There will be times when phases in your life will take a little longer or way longer than you had expected or hoped, but the truth of the matter is, while you waiting on the world to change, take the time to enjoy it, for tomorrow never dies.
11/12/2013 07:25 am ET Updated Nov 19, 2013

How many times have you had the feeling that it's all just a little too much? Too much to think about. Too much to conquer. Too much to change. Too much to try and stay the same. Maybe it's the approaching 30 thing for me, but there are often times lately that I feel like I have a mountain to climb to "figure" it all out -- right now, tomorrow, this week, by the end of the year, by my next birthday.

What's this emotional phenomenon about putting an arbitrary time stamp on things? Even me, a real hippie a lot of the time and a true optimist, finds myself haunted by my Type-A tendencies and before I know it, it's a Tuesday at 3 a.m. and I can't remember whether I haven't gone to sleep yet, or if I've woken myself up early from feeling like I need to "think" about things. If only clutching your pillow to your chest and staring at the popcorn ceiling of your apartment brought the clarity we so hope it would.

Maybe it's L.A., maybe it's my generation, maybe it's me, but so often I feel like I'm in first place to a race with no one else in it and with no finish line.
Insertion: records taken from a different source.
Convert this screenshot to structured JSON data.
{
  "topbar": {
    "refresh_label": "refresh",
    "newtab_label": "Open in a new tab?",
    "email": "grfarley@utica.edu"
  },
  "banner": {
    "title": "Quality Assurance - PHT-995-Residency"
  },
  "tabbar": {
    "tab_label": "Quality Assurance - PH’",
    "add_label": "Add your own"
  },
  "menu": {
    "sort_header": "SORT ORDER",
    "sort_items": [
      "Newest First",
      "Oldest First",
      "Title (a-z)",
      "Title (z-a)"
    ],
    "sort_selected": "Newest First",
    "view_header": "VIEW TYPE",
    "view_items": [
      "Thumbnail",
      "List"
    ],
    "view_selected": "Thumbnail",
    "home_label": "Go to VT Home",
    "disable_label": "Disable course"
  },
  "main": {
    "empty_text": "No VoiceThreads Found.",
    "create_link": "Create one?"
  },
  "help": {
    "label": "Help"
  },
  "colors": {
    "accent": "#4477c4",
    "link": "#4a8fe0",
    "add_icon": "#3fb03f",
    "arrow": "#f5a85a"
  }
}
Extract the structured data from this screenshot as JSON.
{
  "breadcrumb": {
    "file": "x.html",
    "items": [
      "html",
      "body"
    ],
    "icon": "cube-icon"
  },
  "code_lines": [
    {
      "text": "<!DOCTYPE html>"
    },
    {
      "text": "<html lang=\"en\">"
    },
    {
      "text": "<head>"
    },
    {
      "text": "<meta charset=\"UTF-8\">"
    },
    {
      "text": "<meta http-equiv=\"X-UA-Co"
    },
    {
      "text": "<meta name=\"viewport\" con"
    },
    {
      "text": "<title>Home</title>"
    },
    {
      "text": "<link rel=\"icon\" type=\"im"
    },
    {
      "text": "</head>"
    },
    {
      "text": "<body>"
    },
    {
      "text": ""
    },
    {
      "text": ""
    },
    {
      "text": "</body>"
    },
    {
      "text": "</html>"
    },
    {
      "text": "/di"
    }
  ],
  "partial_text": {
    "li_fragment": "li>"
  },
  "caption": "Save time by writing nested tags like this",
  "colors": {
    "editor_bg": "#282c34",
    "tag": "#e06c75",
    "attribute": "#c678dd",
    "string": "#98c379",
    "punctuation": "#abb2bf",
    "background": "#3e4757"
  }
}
I'm franticly trying to do it all in that way that can only be described in all upper case, bold and italics: find fulfillment, reinvent myself, be a good person, build a future, try new things, be vulnerable, let things go, hold on tight, and with all of that going on, I've somehow lost hold of such an important tenant in life -- curiosity. (Thank you Sarah Brokaw).

The truth is, each new day really is a gift -- a rebirth, a chance to start all over, a chance to do it the same because it felt right, too. And while we can control our output of energy, thought and influence on the world, we're all certainly aware that we can't control everything that comes back at us, so why not approach all that with a sense of intrigue, not fear? And perhaps the most manageable way to do that is to take it all just one day a time every once and a while. A lot can happen in 24 hours. I can remember several instances where for better and for worse, the person I woke as, was not the person I went to sleep as.

Your short-term and long-terms goals are necessary for (perceived) vital planning, but once you feel like you've got them pretty much sketched out for the time-being, roll up those plans and put them on the top shelf for a while -- they aren't going anywhere unless you want them to. If you've decided to want to be a famous painter, the only way to get there is by first just going to buy the paint. If Monday means just that, and Tuesday means buying brushes, by Friday you're fully stocked and by next week, you're starting a masterpiece... or not. That's the other thing, it doesn't always have to be a masterpiece. Enjoy the process of trying something new, seeing what comes and what that new experience holds for the moment -- however long that lasts. In this way, we stay connected to the joy in our lives.

It's a mental thing. If you decide Monday is about getting paints, maybe don't tell yourself you're getting paints today because you have to get brushes tomorrow. Tell yourself that all you have to do today is decide on which paints you might like to use and suddenly that trip to the art store is much more of a curious exploration, rather than a necessity.

The same applies for relationships or jobs. It goes without saying that making good decisions is always paramount, but beyond that, why stifle the whole exploratory process by putting parameters on things. If you want to get married, it's important to date someone who also shares that same interest, but do you have to choke the relationship with time frames and ultimatums and "next step" talks all the time? Today. No. In six months or two years, sure. If you want to be a lawyer, is it probably best to intern at a law firm? Sure. Is it necessary to stress about "making partner one day" when you're barely a grad school graduate? I'm going to go with no. Decide if you like it first. And I mean really like it because you like it, not because Mommy and Daddy paid for it, or that's what professional people do -- follow through and succeed.

You start to lean along the way that gold stars do come from promotions and big Christmas bonuses, of course, but they also come from moments of joy and curiosity -- when you learned something new about yourself. For those gold stars, you need time for those things to happen. Breath in time. Grace in time. Joy in time. Curiosity in time. It's so important to take the time to be surprised by life and the beautiful people we surround ourselves with, not to mention ourselves. How do you get to learn who you are, if you don't take to time to feel it out for a minute?

There will be times when phases in your life will take a little longer or way longer than you had expected or hoped, but the truth of the matter is, while you're waiting on the world to change, take the time to enjoy it, for tomorrow never dies.

For more by J. Kate Franklin, click here.

For more on mindfulness, click here.